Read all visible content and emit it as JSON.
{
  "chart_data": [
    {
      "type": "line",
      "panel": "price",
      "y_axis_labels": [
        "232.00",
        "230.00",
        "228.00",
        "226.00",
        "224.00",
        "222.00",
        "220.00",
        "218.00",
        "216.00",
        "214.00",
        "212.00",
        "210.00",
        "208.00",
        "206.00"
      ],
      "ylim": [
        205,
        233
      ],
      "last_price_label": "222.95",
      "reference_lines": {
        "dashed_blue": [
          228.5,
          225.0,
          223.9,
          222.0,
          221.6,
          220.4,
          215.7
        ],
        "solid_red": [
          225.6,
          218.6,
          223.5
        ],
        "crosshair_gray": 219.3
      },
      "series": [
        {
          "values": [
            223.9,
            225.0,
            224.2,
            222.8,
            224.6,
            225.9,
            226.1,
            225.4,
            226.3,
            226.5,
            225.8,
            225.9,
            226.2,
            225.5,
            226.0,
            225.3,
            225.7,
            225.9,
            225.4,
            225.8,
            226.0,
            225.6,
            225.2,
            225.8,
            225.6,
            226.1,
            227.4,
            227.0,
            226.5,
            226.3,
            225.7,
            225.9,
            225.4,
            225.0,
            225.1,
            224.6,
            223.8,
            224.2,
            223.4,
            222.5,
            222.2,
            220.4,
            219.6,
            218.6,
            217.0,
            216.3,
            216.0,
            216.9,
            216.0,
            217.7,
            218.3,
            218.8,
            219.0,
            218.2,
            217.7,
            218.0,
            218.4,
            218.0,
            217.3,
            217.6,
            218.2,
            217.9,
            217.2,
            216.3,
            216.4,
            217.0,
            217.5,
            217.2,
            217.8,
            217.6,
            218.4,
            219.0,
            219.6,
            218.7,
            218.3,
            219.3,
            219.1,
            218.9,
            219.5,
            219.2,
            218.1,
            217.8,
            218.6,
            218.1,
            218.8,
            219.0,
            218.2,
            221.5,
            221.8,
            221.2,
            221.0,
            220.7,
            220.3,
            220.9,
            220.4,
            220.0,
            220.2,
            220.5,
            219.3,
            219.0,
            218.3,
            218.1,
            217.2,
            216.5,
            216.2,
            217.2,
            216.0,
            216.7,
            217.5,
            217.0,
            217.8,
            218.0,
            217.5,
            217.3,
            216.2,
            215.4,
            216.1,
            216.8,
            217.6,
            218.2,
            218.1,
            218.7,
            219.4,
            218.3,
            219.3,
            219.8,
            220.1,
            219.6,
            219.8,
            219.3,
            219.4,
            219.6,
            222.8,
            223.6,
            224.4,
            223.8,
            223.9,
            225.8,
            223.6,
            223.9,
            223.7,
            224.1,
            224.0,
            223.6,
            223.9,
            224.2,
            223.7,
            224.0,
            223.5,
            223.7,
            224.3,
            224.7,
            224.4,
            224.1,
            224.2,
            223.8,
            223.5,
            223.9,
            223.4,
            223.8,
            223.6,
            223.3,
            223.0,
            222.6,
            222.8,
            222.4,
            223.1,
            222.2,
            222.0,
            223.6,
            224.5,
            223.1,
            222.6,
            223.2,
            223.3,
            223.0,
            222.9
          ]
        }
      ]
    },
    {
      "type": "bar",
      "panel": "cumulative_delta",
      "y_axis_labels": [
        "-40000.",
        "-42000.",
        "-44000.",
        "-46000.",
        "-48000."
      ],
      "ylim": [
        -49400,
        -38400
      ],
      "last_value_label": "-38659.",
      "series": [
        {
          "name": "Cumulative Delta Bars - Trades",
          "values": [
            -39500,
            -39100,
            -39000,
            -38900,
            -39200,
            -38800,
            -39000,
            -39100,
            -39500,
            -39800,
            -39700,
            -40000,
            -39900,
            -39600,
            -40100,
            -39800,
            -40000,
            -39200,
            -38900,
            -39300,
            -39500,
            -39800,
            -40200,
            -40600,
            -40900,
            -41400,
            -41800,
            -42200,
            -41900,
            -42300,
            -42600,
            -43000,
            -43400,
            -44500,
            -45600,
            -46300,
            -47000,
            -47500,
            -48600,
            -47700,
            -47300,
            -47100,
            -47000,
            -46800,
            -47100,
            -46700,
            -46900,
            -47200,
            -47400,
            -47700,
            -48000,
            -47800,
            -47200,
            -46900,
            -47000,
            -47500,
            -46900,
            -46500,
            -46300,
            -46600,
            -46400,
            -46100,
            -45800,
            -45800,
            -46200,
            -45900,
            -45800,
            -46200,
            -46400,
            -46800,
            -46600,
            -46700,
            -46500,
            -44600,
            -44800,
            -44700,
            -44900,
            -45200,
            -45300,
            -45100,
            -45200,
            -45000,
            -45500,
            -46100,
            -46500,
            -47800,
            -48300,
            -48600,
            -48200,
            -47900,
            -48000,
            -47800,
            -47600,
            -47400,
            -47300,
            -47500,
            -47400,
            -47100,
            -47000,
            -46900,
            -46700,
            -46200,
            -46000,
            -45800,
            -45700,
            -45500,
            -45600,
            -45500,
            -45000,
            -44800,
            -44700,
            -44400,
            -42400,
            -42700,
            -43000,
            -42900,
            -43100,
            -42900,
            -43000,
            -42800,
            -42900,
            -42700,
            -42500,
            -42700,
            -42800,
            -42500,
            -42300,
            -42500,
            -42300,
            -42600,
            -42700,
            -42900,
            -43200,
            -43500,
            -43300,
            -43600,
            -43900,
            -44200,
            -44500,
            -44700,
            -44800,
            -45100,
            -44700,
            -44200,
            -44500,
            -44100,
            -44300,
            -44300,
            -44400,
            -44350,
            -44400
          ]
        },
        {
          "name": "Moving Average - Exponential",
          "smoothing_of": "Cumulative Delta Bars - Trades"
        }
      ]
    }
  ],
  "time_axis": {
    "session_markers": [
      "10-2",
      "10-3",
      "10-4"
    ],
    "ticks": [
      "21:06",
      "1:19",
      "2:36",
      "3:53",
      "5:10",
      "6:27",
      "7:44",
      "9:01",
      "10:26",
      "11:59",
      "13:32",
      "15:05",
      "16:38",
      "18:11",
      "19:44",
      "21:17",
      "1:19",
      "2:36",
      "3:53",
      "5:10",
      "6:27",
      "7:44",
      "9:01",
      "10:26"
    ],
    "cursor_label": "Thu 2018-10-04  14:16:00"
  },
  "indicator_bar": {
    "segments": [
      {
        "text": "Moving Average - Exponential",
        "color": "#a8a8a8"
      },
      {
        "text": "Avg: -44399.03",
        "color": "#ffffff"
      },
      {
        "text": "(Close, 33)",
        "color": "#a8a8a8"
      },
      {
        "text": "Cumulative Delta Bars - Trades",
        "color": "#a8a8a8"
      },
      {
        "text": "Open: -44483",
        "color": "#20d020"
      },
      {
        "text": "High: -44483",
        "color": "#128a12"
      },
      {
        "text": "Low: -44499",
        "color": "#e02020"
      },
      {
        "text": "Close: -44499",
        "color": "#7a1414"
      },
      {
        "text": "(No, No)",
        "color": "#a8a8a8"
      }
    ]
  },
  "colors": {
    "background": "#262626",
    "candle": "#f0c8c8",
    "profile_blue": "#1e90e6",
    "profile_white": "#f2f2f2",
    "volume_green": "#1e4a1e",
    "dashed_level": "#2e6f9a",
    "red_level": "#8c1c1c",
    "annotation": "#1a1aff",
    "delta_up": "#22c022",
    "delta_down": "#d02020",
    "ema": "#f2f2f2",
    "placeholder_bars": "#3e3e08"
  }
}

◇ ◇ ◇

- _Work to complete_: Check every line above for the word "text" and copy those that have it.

- _Output for this task_:
        "text": "Moving Average - Exponential",
        "text": "Avg: -44399.03",
        "text": "(Close, 33)",
        "text": "Cumulative Delta Bars - Trades",
        "text": "Open: -44483",
        "text": "High: -44483",
        "text": "Low: -44499",
        "text": "Close: -44499",
        "text": "(No, No)",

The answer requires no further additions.